Washington Post (h/t Maria J) “They’re not refugees. This is an invasion,” said Bishop Laszlo Kiss-Rigo, whose dominion stretches across the southern reaches of this predominantly Catholic nation. “They come here with cries of ‘Allahu Akbar.’ They want to take over.”
The bishop’s stark language reflects a broader spiritual struggle in Europe over how to respond to a burgeoning flow of predominantly Muslim men, women and children onto a largely Christian continent.
The pope’s call for compassion and charity is competing with a view most prominently articulated by Hungarian Prime Minister Viktor Orban, who affectionately has come to be known as Europe’s ‘Donald Trump,’ has casted the flow of illegal alien Muslim migrants as a direct challenge to Europe’s Christian character.
Ugly Scenes as Muslim invaders clash with police, demanding immediate transport to Germany:
In Hungary and most of Central and Eastern Europe, it’s the prime minister’s view that seems to be winning out.
Even as Catholics in other parts of Europe heeded the pope’s plea for help Monday, there was little evidence here that church leaders were prepared to elevate what has so far been an anemic response to one of the worst humanitarian crises Europe has seen in decades.
And despite the heat that Orban has taken worldwide for attempts to crack down on some of the globe’s most dangerous people by halting their journeys or throwing them into prison, his stance has seemed to only burnish his reputation here as a no-nonsense nationalist who will defend the country against an onslaught of “tens of millions” of new arrivals.
Hungarian police battle with Muslim thugs in invader camp:
I’m in total agreement with the prime minister,” Kiss-Rigo said in an interview Monday. The pope, by contrast, “doesn’t know the situation.”
The situation, as Kiss-Rigo describes it, is that Europe is being inundated by people who are posing as refugees but actually present a grave threat to the continent’s “Christian, universal values.”
Even though the majority of invaders who have crossed the border in southern Hungary are from Syria, he judged them unworthy of assistance because most of them “have money.”
Hungarian police fight with Muslim invaders near Austrian border who refuse to follow orders:
They leave rubbish in their wake, he said, and refuse when offered food. “Most of them behave in a way that is very arrogant and cynical,” said Kiss-Rigo, who has been bishop for nine years in an area that is home to some 800,000 Catholics. Volunteers say they are getting little support from larger aid organizations — particularly Christian charities.

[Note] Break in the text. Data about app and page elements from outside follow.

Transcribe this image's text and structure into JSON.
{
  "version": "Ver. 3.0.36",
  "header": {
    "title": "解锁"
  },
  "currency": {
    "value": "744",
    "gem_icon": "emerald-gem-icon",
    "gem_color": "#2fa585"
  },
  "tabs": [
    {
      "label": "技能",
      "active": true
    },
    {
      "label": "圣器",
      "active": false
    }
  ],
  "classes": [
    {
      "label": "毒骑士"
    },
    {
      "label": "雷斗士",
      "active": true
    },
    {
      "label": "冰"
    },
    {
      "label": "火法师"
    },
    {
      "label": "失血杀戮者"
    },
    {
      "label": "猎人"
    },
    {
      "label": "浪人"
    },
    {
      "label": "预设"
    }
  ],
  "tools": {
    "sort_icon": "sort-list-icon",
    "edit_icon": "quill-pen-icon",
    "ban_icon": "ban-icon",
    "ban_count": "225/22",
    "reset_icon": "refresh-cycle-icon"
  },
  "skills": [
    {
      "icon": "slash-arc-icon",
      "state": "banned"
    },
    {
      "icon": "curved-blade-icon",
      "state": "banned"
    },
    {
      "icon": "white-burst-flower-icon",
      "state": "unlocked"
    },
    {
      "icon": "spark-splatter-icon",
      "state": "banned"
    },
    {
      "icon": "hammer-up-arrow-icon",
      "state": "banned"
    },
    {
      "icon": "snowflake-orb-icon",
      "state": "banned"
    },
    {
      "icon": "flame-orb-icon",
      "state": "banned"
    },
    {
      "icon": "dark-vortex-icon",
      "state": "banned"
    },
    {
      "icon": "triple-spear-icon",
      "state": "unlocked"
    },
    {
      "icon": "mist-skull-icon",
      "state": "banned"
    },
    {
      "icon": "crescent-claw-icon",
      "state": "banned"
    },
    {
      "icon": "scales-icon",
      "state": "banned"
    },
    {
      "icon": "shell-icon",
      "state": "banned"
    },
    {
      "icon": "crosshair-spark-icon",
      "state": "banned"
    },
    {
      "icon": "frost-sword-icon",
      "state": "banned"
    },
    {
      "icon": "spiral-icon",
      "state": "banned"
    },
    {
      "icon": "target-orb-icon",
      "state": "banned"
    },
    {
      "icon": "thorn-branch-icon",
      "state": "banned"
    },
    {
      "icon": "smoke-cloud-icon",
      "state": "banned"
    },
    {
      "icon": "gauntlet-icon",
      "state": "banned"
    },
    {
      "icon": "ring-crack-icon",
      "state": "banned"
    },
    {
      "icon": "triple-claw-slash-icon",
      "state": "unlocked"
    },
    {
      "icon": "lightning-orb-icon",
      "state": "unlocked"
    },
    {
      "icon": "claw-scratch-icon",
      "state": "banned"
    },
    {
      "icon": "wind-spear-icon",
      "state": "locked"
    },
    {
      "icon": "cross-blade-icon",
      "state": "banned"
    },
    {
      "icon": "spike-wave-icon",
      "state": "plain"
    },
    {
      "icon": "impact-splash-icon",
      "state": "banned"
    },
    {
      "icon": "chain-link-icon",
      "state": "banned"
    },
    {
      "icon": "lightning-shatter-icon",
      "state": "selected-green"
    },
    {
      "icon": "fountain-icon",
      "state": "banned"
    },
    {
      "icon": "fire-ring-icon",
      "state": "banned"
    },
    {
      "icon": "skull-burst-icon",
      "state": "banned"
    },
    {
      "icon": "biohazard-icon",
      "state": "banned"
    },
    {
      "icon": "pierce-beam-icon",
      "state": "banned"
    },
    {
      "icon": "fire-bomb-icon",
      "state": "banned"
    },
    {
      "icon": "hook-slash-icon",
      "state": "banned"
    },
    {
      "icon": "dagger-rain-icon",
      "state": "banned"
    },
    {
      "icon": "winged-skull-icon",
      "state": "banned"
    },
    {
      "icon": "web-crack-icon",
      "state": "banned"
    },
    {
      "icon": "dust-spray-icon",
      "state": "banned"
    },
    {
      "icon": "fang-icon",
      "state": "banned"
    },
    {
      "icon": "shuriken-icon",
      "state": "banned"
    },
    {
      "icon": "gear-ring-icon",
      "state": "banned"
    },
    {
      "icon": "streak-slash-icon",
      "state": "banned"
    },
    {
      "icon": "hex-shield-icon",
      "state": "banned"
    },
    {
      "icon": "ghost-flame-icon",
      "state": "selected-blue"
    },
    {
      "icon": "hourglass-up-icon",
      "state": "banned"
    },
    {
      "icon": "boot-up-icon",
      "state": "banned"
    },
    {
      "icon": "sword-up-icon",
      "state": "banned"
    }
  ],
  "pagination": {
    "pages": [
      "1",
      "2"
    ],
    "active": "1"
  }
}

Balazs Odor — an official with the Reformed Church in Hungary, the country’s second-largest denomination — acknowledged that faith groups had been slow off the mark in responding to the crisis. “We were not fast or vocal in giving a clear reaction to the situation. I have to admit that,” he said.

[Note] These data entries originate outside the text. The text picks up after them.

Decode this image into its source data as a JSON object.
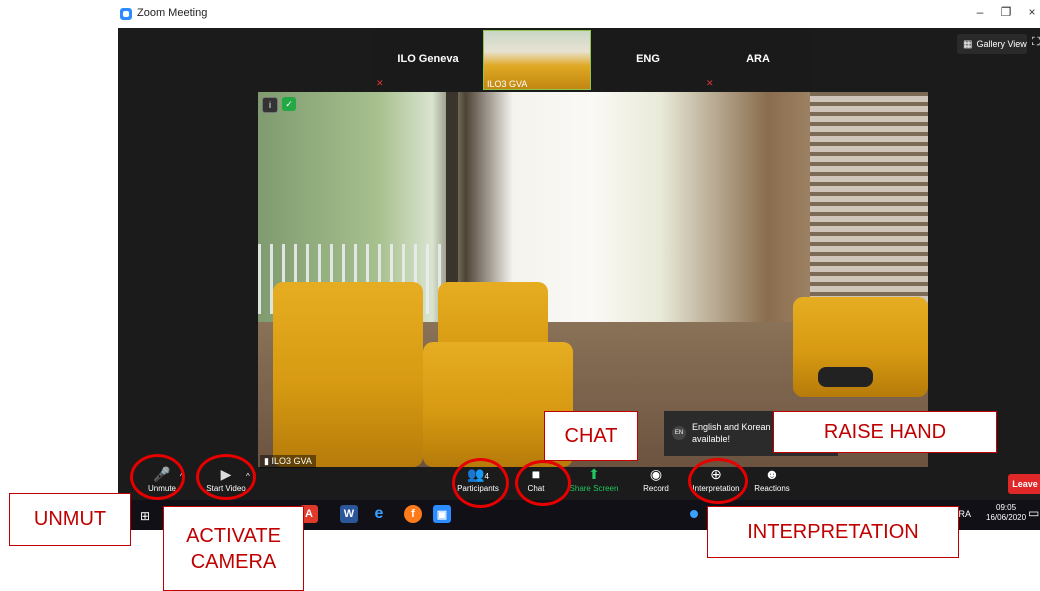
{
  "window": {
    "title": "Zoom Meeting",
    "minimize": "–",
    "restore": "❐",
    "close": "×"
  },
  "filmstrip": {
    "tiles": [
      {
        "name": "ILO Geneva"
      },
      {
        "name": "ILO3 GVA"
      },
      {
        "name": "ENG"
      },
      {
        "name": "ARA"
      }
    ]
  },
  "gallery_view": "Gallery View",
  "main_video": {
    "label": "ILO3 GVA"
  },
  "notification": {
    "text": "English and Korean ... available!",
    "badge": "EN"
  },
  "toolbar": {
    "unmute": "Unmute",
    "start_video": "Start Video",
    "participants": "Participants",
    "participants_count": "4",
    "chat": "Chat",
    "share_screen": "Share Screen",
    "record": "Record",
    "interpretation": "Interpretation",
    "reactions": "Reactions",
    "leave": "Leave"
  },
  "taskbar": {
    "lang": "FRA",
    "time": "09:05",
    "date": "16/06/2020"
  },
  "annotations": {
    "unmute": "UNMUT",
    "activate_camera_line1": "ACTIVATE",
    "activate_camera_line2": "CAMERA",
    "chat": "CHAT",
    "raise_hand": "RAISE HAND",
    "interpretation": "INTERPRETATION"
  },
  "colors": {
    "accent": "#2D8CFF",
    "annotation": "#e60000",
    "leave": "#e02828",
    "share": "#22c55e"
  }
}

Chaos in Hungary as Muslim invaders refuse to wait to be registered:
Odor said he rejected Orban’s view that Christianity in Europe is under assault but said the arrival in Europe of hundreds of thousands of Muslims had unquestionably “created anxiety. And that’s politically misused.”
But Orban’s attempts to position the country as a Christian bulwark against a Muslim onslaught strikes a deep chord in the national psyche, said Botond Feledy, a political analyst. Orban has introduced a clause in the constitution that cites “the role of Christianity in preserving nationhood” and promoting religious education in the schools. The tactic has worked for him, boosting his popularity.
As Hungary struggles to maintain border control in the face of this invasion, they will soon begin jailing the illegal intruders: